Greek philosopher Plato is recorded in discussion with his teacher Socrates. He debated that there are not three stages in life, but only two; growth and decay. Stability does not exist, for the moment you cease to grow, you begin to decay.
Companies that fail to learn and adapt don’t just stop growing, they fail.
“Some 40% of Fortune 500 companies in 2000 no longer existed by 2010” – Babson College MBA.
We understand the importance of learning. And many have spent a lifetime in formal education, but do we know how we learn?
There are Four Stages for Learning Any New Skill. A theory developed at Gordon Training International.
We begin with Unconscious Incompetence.
Where you don’t even know, what you don’t know. You are unaware of the fact that you don’t understand said skills. These are your unknown, unknowns. You are unconscious of your own incompetence.
Secondary stage is Conscious Incompetence.
Exiting stage one and into two is usually attributed to an “aha” moment. Where you’re struck with awareness of your lack of understanding and skill. You are now conscious of your incompetence.
The third stage is Conscious Competence.
This is when you’re making a deliberate effort to improve, learn and work on this new skill. It doesn’t come naturally, and you’re continually forgetting. But you persist in putting in the effort to remember and engage with this new skill. You are now consciously working on your competence.
The last stage is Unconscious Competence.
This is the level of mastery. You’re actively using this skill, and it comes with little mental effort. It is on autopilot, and your muscle memory kicks in. Its when the skill comes as second nature. You are unconscious of your impeccable competence.

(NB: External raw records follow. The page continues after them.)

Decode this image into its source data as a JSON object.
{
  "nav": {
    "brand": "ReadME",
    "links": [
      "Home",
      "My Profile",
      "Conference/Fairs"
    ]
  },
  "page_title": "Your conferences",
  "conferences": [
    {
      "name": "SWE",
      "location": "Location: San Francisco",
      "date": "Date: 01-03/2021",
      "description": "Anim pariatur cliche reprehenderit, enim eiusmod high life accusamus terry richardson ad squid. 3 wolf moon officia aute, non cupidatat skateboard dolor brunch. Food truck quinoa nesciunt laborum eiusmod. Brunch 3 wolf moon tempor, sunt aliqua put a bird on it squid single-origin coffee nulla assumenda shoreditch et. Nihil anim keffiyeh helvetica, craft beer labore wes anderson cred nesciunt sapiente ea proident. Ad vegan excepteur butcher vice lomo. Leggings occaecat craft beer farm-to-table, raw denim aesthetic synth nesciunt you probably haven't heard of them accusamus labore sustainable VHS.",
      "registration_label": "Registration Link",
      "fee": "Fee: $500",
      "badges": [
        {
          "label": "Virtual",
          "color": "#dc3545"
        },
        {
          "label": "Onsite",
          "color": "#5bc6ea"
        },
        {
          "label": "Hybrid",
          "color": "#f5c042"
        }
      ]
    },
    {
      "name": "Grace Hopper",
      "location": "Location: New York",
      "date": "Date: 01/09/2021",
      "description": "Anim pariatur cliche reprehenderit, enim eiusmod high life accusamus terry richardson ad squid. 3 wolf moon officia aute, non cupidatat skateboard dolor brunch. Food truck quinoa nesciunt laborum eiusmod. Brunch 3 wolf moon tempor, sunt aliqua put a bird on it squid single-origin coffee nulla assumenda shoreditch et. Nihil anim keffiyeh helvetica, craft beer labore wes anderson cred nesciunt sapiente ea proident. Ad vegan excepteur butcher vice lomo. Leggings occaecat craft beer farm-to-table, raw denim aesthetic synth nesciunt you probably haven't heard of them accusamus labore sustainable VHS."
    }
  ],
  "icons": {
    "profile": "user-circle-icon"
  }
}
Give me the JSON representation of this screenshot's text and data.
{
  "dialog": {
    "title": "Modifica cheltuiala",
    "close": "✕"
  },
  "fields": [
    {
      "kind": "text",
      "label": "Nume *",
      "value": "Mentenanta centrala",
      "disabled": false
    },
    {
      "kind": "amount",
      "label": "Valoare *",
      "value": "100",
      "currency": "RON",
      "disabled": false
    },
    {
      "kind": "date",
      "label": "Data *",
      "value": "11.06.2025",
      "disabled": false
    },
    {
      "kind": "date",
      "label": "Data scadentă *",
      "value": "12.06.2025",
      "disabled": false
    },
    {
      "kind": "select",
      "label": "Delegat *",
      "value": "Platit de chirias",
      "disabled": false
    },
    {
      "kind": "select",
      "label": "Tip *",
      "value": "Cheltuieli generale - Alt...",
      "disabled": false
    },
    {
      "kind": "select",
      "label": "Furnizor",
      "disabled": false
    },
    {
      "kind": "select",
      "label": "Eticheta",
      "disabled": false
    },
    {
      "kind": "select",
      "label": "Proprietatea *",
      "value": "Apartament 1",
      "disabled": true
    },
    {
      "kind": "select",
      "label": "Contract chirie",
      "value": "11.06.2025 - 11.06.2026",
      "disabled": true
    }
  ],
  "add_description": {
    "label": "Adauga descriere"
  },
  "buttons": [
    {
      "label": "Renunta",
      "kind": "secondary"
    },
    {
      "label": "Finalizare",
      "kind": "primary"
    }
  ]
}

What stage are you in with that particular new skillset that you’ve been trying to learn?